It wasn’t supposed to end like this for Alonzo Mourning. The 15-year veteran and two-time NBA Defensive Player of the Year returned after battling kidney disease that eventually required a transplant to win the NBA title with the Heat in 2006 and was hoping to enjoy another playoff run after announcing this would be his final season. But Mourning suffered a torn patellar tendon in his right knee and a quadriceps tear in the same leg on Dec. 19 and his return to the court this season is doubtful at best. The seven-time All-Star had many career highlights, from teaming with Larry Johnson to make the expansion Charlotte Hornets contenders, to winning the Olympic gold in 2000 and playing a reserve role on Miami’s championship team. He was also recently named to the Heat’s 20th anniversary team.

Change Blows Through Windy City

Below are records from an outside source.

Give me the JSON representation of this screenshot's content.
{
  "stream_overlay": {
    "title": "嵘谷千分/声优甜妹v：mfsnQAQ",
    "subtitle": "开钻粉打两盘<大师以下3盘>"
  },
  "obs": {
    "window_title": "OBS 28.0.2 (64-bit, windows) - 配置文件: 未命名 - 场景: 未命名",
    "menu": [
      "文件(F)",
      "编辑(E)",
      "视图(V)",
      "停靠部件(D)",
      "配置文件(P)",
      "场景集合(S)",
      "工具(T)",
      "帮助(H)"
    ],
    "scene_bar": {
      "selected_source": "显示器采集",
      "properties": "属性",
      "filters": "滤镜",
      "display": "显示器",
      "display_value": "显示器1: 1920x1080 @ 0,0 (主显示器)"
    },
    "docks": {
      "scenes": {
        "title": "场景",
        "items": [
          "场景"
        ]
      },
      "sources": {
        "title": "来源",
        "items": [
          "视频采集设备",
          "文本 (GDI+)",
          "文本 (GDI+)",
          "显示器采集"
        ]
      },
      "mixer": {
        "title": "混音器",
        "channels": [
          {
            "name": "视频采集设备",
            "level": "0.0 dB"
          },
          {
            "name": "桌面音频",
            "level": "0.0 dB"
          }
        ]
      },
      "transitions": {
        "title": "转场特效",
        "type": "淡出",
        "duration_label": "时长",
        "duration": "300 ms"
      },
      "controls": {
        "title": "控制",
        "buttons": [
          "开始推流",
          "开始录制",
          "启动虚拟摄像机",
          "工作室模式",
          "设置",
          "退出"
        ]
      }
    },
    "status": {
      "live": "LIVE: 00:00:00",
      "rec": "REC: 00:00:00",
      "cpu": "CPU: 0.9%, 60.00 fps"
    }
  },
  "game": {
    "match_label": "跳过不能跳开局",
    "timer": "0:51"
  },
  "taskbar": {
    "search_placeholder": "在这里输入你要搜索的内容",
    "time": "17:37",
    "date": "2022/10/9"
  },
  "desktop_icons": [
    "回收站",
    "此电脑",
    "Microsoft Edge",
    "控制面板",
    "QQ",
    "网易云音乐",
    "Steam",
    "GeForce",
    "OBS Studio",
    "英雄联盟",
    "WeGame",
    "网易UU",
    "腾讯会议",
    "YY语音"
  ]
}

A lot was expected of the Chicago Bulls after they advanced to the second round of the playoffs last season and pushed the Pistons to six games. With their nucleus returning and the offseason of acquisitions of veteran big man Joe Smith and versatile rookie Joakim Noah, many experts were picking the Bulls to make a run at The Finals. But after struggling to a 9-16 start, Chicago relieved head coach Scott Skiles on Dec. 24 and announced a few days later that assistant Jim Boylan would serve as interim coach for the remainder of the season. Skiles compiled a record of 165-172 in five seasons with the Bulls, including three straight playoff appearances.

Beasts of the East

Two months into the great experiment that is the 2007-08 Celtics, it seems that Danny Ainge and Doc Rivers have concocted a very successful specimen. Entering the New Year, Boston has already surpassed its win total from last season with a record of 26-3. Although the Big Three of Kevin Garnett, Ray Allen and Paul Pierce has Celtics fans dreaming of reaching the 70-win barrier, the Pistons have proven that Boston won’t have a cakewalk to the NBA Finals. Detroit snapped the Celtics’ nine-game winning streak on Dec. 19 when Chauncey Billups hit a pair of free throws with 0.1 seconds to go for an 87-85 victory. The Pistons also finished the year hot, winning nine straight to close December.

A Month for Milestones

Kobe Bryant is accustomed to setting new standards. He was the first guard drafted directly out of high school and the youngest player voted to start in the NBA All-Star Game. He broke another barrier in December, becoming the youngest NBA player to score 20,000 career points when he netted 39 points in New York on Dec. 23. Kobe reached the plateau in 29 years, 122 days, eclipsing the previous mark of 29 years, 134 days set by Wilt Chamberlain. Bryant, who was also the youngest to 10,000 points and has won the past two scoring titles may not hold the record for long though. LeBron James became the youngest player to 9,000 points earlier in December and has his sights set on Kobe.

Heritage Week 2007

From NBA legend Bob Pettit celebrating his 75th birthday to teams wearing retro uniforms, Heritage Week offered fans and players a chance to learn about the league’s history. NBA.com did its part well, offering unique looks back at different eras in the NBA. Want to know who led the Rookie Rankings in December of 1984 – Jordan, Olajuwon, Barkley, Stockton, Turpin? Wonder who was leading Race to the MVP in 1961 – Wilt the Stilt, the Big O or Bill Russell? How about the Power Rankings from 1969-70? Interested in what George Mikan would be blogging about in the 1950s? Take a walk down memory lane and enjoy your trip.

Have your own thoughts on the month that was? Disagree with my picks? Send an e-mail and let me know.